• _Task item_: Filter these entries so that only lines with the word "Survey" remain.

• _Material provided_:
★ ★ ★ ★
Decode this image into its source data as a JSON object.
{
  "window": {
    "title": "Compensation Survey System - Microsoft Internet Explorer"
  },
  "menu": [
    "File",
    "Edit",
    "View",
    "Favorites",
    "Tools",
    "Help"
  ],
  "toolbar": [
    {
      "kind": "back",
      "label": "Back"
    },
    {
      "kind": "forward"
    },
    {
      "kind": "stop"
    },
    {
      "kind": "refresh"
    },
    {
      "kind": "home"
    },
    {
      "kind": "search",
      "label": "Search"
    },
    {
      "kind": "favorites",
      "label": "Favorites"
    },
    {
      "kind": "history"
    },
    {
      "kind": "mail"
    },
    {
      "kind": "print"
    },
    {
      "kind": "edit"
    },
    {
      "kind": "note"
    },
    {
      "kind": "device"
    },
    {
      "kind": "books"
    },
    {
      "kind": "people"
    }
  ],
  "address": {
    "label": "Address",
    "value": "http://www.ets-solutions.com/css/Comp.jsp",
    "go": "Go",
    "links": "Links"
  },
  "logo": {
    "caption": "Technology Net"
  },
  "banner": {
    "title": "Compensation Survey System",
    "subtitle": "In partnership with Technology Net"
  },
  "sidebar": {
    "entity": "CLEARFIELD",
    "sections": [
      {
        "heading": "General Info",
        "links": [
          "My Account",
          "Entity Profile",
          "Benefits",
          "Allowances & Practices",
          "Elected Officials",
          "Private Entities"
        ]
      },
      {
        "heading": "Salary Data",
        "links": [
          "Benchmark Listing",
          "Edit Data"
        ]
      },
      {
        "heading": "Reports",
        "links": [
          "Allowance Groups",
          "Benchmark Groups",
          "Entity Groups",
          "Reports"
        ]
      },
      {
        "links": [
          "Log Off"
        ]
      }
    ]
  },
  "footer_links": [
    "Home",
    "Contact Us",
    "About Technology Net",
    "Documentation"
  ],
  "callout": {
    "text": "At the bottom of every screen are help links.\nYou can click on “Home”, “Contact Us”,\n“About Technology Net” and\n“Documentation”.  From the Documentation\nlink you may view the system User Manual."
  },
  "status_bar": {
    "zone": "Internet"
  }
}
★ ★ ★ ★
• _Response to the exercise_:
    "title": "Compensation Survey System - Microsoft Internet Explorer"
    "title": "Compensation Survey System",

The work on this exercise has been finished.